* **What the exercise asks**
Your response should match the records line for line.

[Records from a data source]
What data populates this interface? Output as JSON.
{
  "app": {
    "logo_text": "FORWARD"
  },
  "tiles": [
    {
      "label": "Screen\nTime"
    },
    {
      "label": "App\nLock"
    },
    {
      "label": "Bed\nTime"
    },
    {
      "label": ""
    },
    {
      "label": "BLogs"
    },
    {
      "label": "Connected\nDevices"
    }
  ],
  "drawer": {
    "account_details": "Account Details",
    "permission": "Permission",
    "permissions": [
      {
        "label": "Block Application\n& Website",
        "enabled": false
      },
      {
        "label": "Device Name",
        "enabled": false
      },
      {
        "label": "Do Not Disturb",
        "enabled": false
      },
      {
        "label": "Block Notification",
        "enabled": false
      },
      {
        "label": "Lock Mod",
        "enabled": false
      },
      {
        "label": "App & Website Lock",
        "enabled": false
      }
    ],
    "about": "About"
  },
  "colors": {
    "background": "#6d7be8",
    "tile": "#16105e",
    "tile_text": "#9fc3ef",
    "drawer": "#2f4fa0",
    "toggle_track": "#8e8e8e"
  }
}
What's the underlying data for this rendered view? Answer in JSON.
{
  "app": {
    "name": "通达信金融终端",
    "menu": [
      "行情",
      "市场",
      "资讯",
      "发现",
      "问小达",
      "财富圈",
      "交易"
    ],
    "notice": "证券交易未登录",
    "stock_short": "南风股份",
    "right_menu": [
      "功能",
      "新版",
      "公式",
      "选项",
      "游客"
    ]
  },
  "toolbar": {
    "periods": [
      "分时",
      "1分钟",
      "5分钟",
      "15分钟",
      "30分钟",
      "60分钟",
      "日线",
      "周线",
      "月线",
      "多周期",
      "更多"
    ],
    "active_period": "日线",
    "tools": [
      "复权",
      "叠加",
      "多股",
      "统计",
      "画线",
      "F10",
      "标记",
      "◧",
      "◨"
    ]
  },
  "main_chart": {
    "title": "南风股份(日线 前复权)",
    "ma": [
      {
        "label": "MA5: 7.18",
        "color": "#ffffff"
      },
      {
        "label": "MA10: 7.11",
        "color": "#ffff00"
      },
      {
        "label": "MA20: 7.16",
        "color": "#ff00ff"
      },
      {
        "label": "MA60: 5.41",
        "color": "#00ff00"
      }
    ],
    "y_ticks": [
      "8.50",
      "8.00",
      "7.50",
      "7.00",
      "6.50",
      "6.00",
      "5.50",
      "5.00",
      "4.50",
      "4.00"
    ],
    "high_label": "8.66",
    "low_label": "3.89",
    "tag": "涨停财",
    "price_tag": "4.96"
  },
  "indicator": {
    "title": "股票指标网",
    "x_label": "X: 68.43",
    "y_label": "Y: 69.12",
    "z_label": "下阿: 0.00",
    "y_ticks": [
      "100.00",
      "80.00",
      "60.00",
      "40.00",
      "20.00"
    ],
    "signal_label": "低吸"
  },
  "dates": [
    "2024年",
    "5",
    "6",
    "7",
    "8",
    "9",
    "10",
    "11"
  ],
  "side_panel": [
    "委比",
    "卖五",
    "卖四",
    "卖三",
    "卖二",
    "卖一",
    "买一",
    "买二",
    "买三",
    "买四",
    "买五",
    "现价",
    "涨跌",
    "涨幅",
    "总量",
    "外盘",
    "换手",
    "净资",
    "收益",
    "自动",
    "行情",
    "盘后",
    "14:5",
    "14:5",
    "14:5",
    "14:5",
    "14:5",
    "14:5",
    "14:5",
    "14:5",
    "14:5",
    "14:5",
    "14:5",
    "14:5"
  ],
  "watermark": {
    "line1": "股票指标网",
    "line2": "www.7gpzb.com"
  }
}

* **Response box**
What data populates this interface? Output as JSON.
{
  "app": {
    "logo_text": "FORWARD"
  },
  "tiles": [
    {
      "label": "Screen\nTime"
    },
    {
      "label": "App\nLock"
    },
    {
      "label": "Bed\nTime"
    },
    {
      "label": ""
    },
    {
      "label": "BLogs"
    },
    {
      "label": "Connected\nDevices"
    }
  ],
  "drawer": {
    "account_details": "Account Details",
    "permission": "Permission",
    "permissions": [
      {
        "label": "Block Application\n& Website",
        "enabled": false
      },
      {
        "label": "Device Name",
        "enabled": false
      },
      {
        "label": "Do Not Disturb",
        "enabled": false
      },
      {
        "label": "Block Notification",
        "enabled": false
      },
      {
        "label": "Lock Mod",
        "enabled": false
      },
      {
        "label": "App & Website Lock",
        "enabled": false
      }
    ],
    "about": "About"
  },
  "colors": {
    "background": "#6d7be8",
    "tile": "#16105e",
    "tile_text": "#9fc3ef",
    "drawer": "#2f4fa0",
    "toggle_track": "#8e8e8e"
  }
}
What's the underlying data for this rendered view? Answer in JSON.
{
  "app": {
    "name": "通达信金融终端",
    "menu": [
      "行情",
      "市场",
      "资讯",
      "发现",
      "问小达",
      "财富圈",
      "交易"
    ],
    "notice": "证券交易未登录",
    "stock_short": "南风股份",
    "right_menu": [
      "功能",
      "新版",
      "公式",
      "选项",
      "游客"
    ]
  },
  "toolbar": {
    "periods": [
      "分时",
      "1分钟",
      "5分钟",
      "15分钟",
      "30分钟",
      "60分钟",
      "日线",
      "周线",
      "月线",
      "多周期",
      "更多"
    ],
    "active_period": "日线",
    "tools": [
      "复权",
      "叠加",
      "多股",
      "统计",
      "画线",
      "F10",
      "标记",
      "◧",
      "◨"
    ]
  },
  "main_chart": {
    "title": "南风股份(日线 前复权)",
    "ma": [
      {
        "label": "MA5: 7.18",
        "color": "#ffffff"
      },
      {
        "label": "MA10: 7.11",
        "color": "#ffff00"
      },
      {
        "label": "MA20: 7.16",
        "color": "#ff00ff"
      },
      {
        "label": "MA60: 5.41",
        "color": "#00ff00"
      }
    ],
    "y_ticks": [
      "8.50",
      "8.00",
      "7.50",
      "7.00",
      "6.50",
      "6.00",
      "5.50",
      "5.00",
      "4.50",
      "4.00"
    ],
    "high_label": "8.66",
    "low_label": "3.89",
    "tag": "涨停财",
    "price_tag": "4.96"
  },
  "indicator": {
    "title": "股票指标网",
    "x_label": "X: 68.43",
    "y_label": "Y: 69.12",
    "z_label": "下阿: 0.00",
    "y_ticks": [
      "100.00",
      "80.00",
      "60.00",
      "40.00",
      "20.00"
    ],
    "signal_label": "低吸"
  },
  "dates": [
    "2024年",
    "5",
    "6",
    "7",
    "8",
    "9",
    "10",
    "11"
  ],
  "side_panel": [
    "委比",
    "卖五",
    "卖四",
    "卖三",
    "卖二",
    "卖一",
    "买一",
    "买二",
    "买三",
    "买四",
    "买五",
    "现价",
    "涨跌",
    "涨幅",
    "总量",
    "外盘",
    "换手",
    "净资",
    "收益",
    "自动",
    "行情",
    "盘后",
    "14:5",
    "14:5",
    "14:5",
    "14:5",
    "14:5",
    "14:5",
    "14:5",
    "14:5",
    "14:5",
    "14:5",
    "14:5",
    "14:5"
  ],
  "watermark": {
    "line1": "股票指标网",
    "line2": "www.7gpzb.com"
  }
}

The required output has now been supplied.